- The first 2 weeks of leave are unpaid, but an employee may elect to substitute any accrued vacation leave, personal leave, or medical or sick leave for unpaid leave.
- After the first 2 weeks, leave is paid at two-thirds of the employee’s usual pay, with a cap of $200 per day. For employees with schedules that vary from week to week, a six-month average is to be used to calculate the number of hours to be paid. Employees who have worked for less than six months prior to leave are entitled to the employee’s reasonable expectation at hiring of the average number of hours the employee would normally be scheduled to work.
- The Secretary of Labor is empowered to issue regulations to exclude healthcare providers and emergency responders from the definition of employees who are allowed to take such leave, and to exempt small businesses with fewer than 50 employees if the required leave would jeopardize the viability of their business.
EMERGENCY PAID SICK LEAVE ACT
Requires private employers with fewer than 500 employees and public employers regardless of size to provide up to 80 hours of paid sick leave to employees on top of what the employer now provides (if any). This new paid sick time applies to employees who are unable to work, or telework, because the employee:
- Is subject to a federal, state or local quarantine or isolation order.
- Has been advised by a healthcare provider to self-quarantine due to concerns related to COVID-19.
- Is experiencing symptoms of COVID-19 and seeking a medical diagnosis.
- Is caring for an individual who is subject to a quarantine or isolation order or has been advised by a healthcare provider to self-quarantine as described above.
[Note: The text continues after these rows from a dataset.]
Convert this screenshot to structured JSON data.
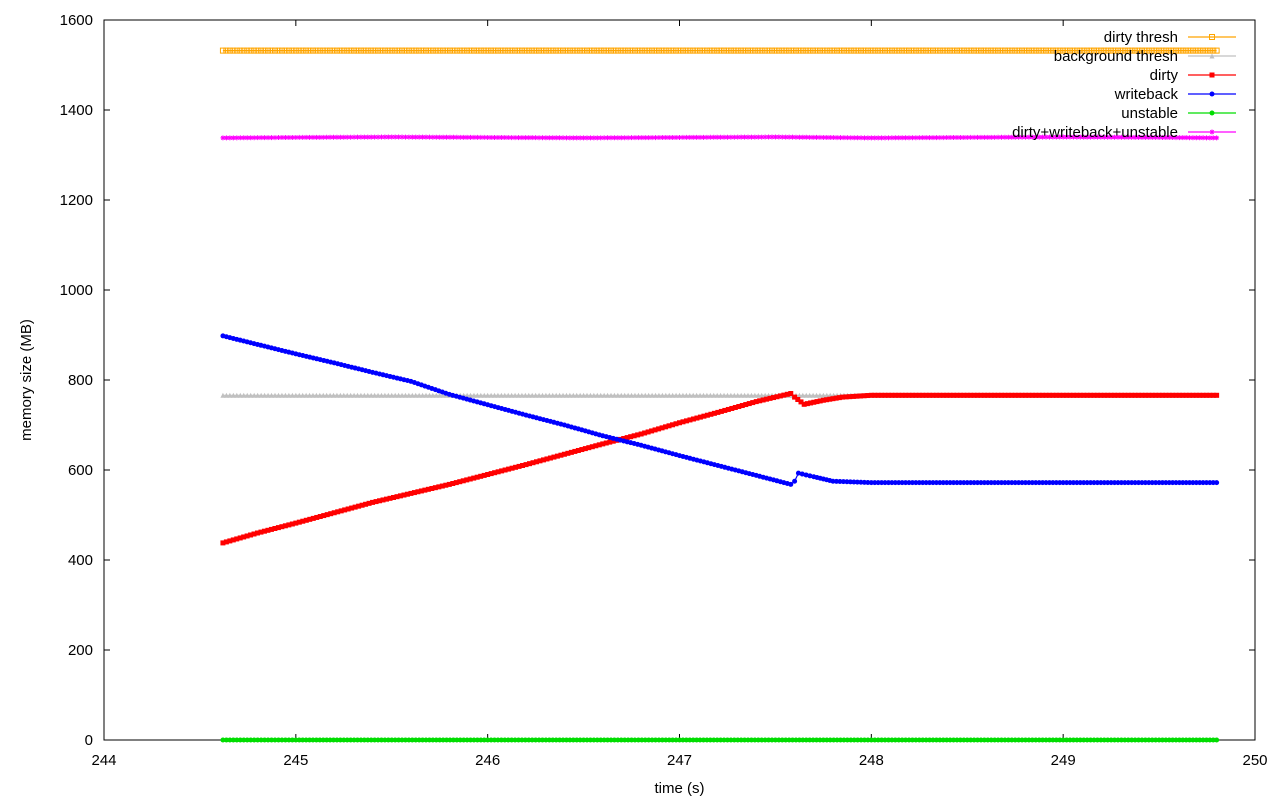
{
  "chart_data": {
    "type": "line",
    "xlabel": "time (s)",
    "ylabel": "memory size (MB)",
    "xlim": [
      244,
      250
    ],
    "ylim": [
      0,
      1600
    ],
    "xticks": [
      244,
      245,
      246,
      247,
      248,
      249,
      250
    ],
    "yticks": [
      0,
      200,
      400,
      600,
      800,
      1000,
      1200,
      1400,
      1600
    ],
    "grid": false,
    "legend_position": "top-right",
    "series": [
      {
        "name": "dirty thresh",
        "color": "#ffa500",
        "marker": "square-open",
        "x": [
          244.62,
          245.0,
          245.5,
          246.0,
          246.5,
          247.0,
          247.5,
          248.0,
          248.5,
          249.0,
          249.5,
          249.8
        ],
        "y": [
          1532,
          1532,
          1532,
          1532,
          1532,
          1532,
          1532,
          1532,
          1532,
          1532,
          1532,
          1532
        ]
      },
      {
        "name": "background thresh",
        "color": "#c0c0c0",
        "marker": "triangle",
        "x": [
          244.62,
          245.0,
          245.5,
          246.0,
          246.5,
          247.0,
          247.5,
          248.0,
          248.5,
          249.0,
          249.5,
          249.8
        ],
        "y": [
          766,
          766,
          766,
          766,
          766,
          766,
          766,
          766,
          766,
          766,
          766,
          766
        ]
      },
      {
        "name": "dirty",
        "color": "#ff0000",
        "marker": "square",
        "x": [
          244.62,
          244.8,
          245.0,
          245.2,
          245.4,
          245.6,
          245.8,
          246.0,
          246.2,
          246.4,
          246.6,
          246.8,
          247.0,
          247.2,
          247.4,
          247.58,
          247.6,
          247.65,
          247.75,
          247.85,
          248.0,
          248.5,
          249.0,
          249.5,
          249.8
        ],
        "y": [
          438,
          460,
          482,
          505,
          528,
          548,
          568,
          590,
          612,
          635,
          658,
          680,
          705,
          728,
          752,
          770,
          762,
          746,
          755,
          762,
          766,
          766,
          766,
          766,
          766
        ]
      },
      {
        "name": "writeback",
        "color": "#0000ff",
        "marker": "circle",
        "x": [
          244.62,
          244.8,
          245.0,
          245.2,
          245.4,
          245.6,
          245.8,
          246.0,
          246.2,
          246.4,
          246.6,
          246.8,
          247.0,
          247.2,
          247.4,
          247.58,
          247.6,
          247.62,
          247.7,
          247.8,
          248.0,
          248.5,
          249.0,
          249.5,
          249.8
        ],
        "y": [
          898,
          879,
          858,
          838,
          817,
          797,
          768,
          745,
          722,
          700,
          676,
          655,
          632,
          610,
          588,
          568,
          575,
          593,
          585,
          575,
          572,
          572,
          572,
          572,
          572
        ]
      },
      {
        "name": "unstable",
        "color": "#00dd00",
        "marker": "circle",
        "x": [
          244.62,
          245.0,
          245.5,
          246.0,
          246.5,
          247.0,
          247.5,
          248.0,
          248.5,
          249.0,
          249.5,
          249.8
        ],
        "y": [
          0,
          0,
          0,
          0,
          0,
          0,
          0,
          0,
          0,
          0,
          0,
          0
        ]
      },
      {
        "name": "dirty+writeback+unstable",
        "color": "#ff00ff",
        "marker": "star",
        "x": [
          244.62,
          245.0,
          245.5,
          246.0,
          246.5,
          247.0,
          247.5,
          248.0,
          248.5,
          249.0,
          249.5,
          249.8
        ],
        "y": [
          1338,
          1339,
          1340,
          1339,
          1338,
          1339,
          1340,
          1338,
          1339,
          1340,
          1339,
          1338
        ]
      }
    ]
  }
}
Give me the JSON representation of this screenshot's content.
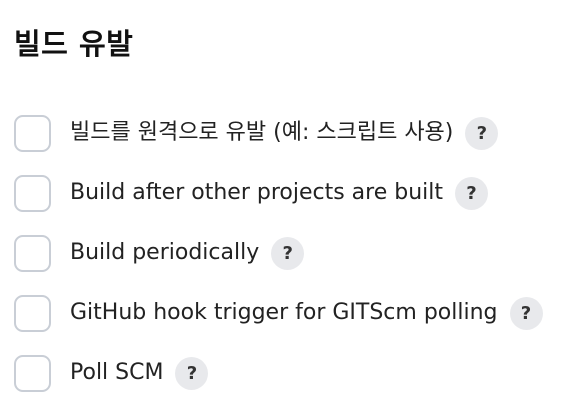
{
  "section": {
    "title": "빌드 유발"
  },
  "help_icon_glyph": "?",
  "options": [
    {
      "label": "빌드를 원격으로 유발 (예: 스크립트 사용)",
      "checked": false
    },
    {
      "label": "Build after other projects are built",
      "checked": false
    },
    {
      "label": "Build periodically",
      "checked": false
    },
    {
      "label": "GitHub hook trigger for GITScm polling",
      "checked": false
    },
    {
      "label": "Poll SCM",
      "checked": false
    }
  ],
  "colors": {
    "checkbox_border": "#c9ced6",
    "help_bg": "#e8e9ec",
    "text": "#222222"
  },
  "icons": {
    "help": "help-icon"
  }
}
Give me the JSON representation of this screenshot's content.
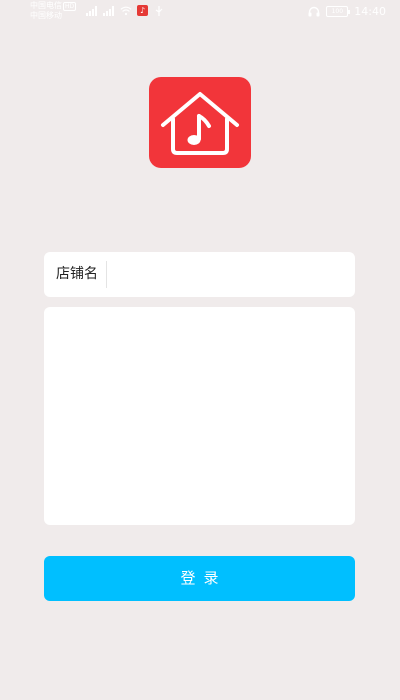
{
  "status_bar": {
    "carrier_1": "中国电信",
    "carrier_1_badge": "HD",
    "carrier_2": "中国移动",
    "signal_1": "4G",
    "signal_2": "4G",
    "battery": "100",
    "time": "14:40"
  },
  "logo": {
    "icon": "house-music-note-icon",
    "color": "#f2353a"
  },
  "form": {
    "shop_label": "店铺名",
    "shop_value": "",
    "shop_placeholder": ""
  },
  "login_button": {
    "label": "登录",
    "color": "#00bfff"
  }
}
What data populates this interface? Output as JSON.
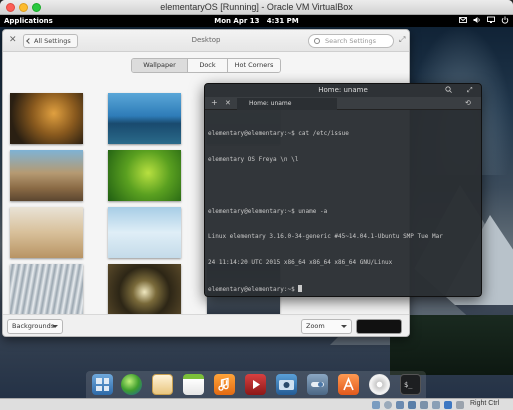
{
  "host_window": {
    "title": "elementaryOS [Running] - Oracle VM VirtualBox"
  },
  "panel": {
    "applications": "Applications",
    "clock": "Mon Apr 13   4:31 PM"
  },
  "settings": {
    "back_label": "All Settings",
    "title": "Desktop",
    "search_placeholder": "Search Settings",
    "tabs": [
      {
        "label": "Wallpaper",
        "active": true
      },
      {
        "label": "Dock",
        "active": false
      },
      {
        "label": "Hot Corners",
        "active": false
      }
    ],
    "wallpapers": [
      "leaves-on-ground",
      "lake-with-trees",
      "mountain-scene",
      "rocky-beach",
      "green-leaves",
      "sand-dunes",
      "clouds",
      "light-rays",
      "tunnel-tree"
    ],
    "footer": {
      "mode": "Backgrounds",
      "scale": "Zoom",
      "color": "#111111"
    }
  },
  "terminal": {
    "title": "Home: uname",
    "tab_label": "Home: uname",
    "lines": [
      "elementary@elementary:~$ cat /etc/issue",
      "elementary OS Freya \\n \\l",
      "",
      "elementary@elementary:~$ uname -a",
      "Linux elementary 3.16.0-34-generic #45~14.04.1-Ubuntu SMP Tue Mar",
      "24 11:14:20 UTC 2015 x86_64 x86_64 x86_64 GNU/Linux",
      "elementary@elementary:~$ "
    ]
  },
  "dock": {
    "apps": [
      "multitasking-view",
      "web-browser",
      "mail",
      "calendar",
      "music",
      "videos",
      "photos",
      "system-settings",
      "app-center",
      "dvd-drive",
      "terminal"
    ]
  },
  "statusbar": {
    "host_key": "Right Ctrl"
  }
}
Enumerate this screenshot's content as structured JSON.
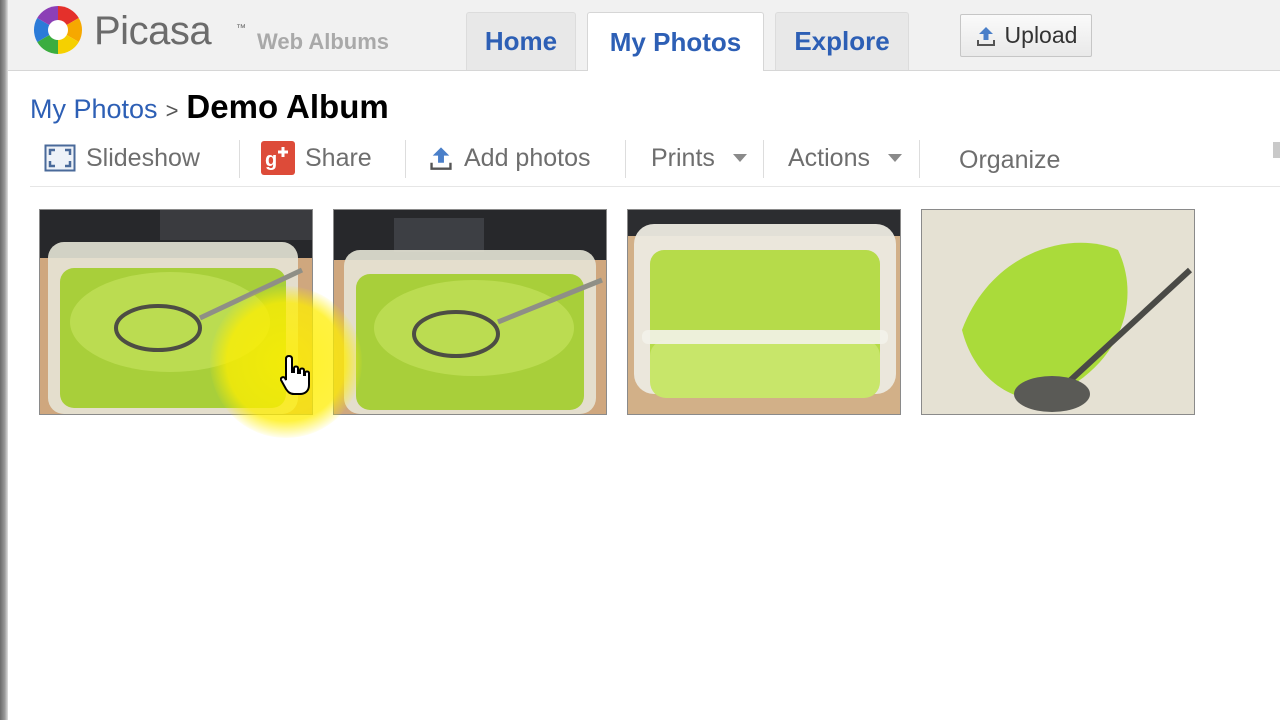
{
  "app": {
    "logo_text": "Picasa",
    "logo_tm": "™",
    "logo_subtitle": "Web Albums"
  },
  "nav": {
    "tabs": [
      {
        "label": "Home",
        "active": false
      },
      {
        "label": "My Photos",
        "active": true
      },
      {
        "label": "Explore",
        "active": false
      }
    ],
    "upload_label": "Upload"
  },
  "breadcrumb": {
    "parent": "My Photos",
    "separator": ">",
    "current": "Demo Album"
  },
  "toolbar": {
    "slideshow": "Slideshow",
    "share": "Share",
    "add_photos": "Add photos",
    "prints": "Prints",
    "actions": "Actions",
    "organize": "Organize"
  },
  "icons": {
    "logo": "picasa-pinwheel-icon",
    "upload": "upload-arrow-icon",
    "slideshow": "fullscreen-icon",
    "share": "google-plus-icon",
    "add_photos": "upload-arrow-icon",
    "dropdown": "caret-down-icon",
    "cursor": "hand-pointer-icon"
  },
  "colors": {
    "link_blue": "#2d5fb5",
    "google_plus_red": "#dd4b39",
    "highlight_yellow": "#ffee00"
  },
  "photos": [
    {
      "subject": "spoon-in-green-jelly"
    },
    {
      "subject": "spoon-in-green-jelly"
    },
    {
      "subject": "green-jelly-container"
    },
    {
      "subject": "spoon-in-green-jelly-closeup"
    }
  ]
}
- Is caring for his or her child whose school or place of care has been closed or whose childcare provider is unavailable due to COVID-19 precautions.
- Is experiencing any other substantially similar condition specified by the Secretary of Health & Human Services in consultation with the Secretary of the Treasury and the Secretary of Labor.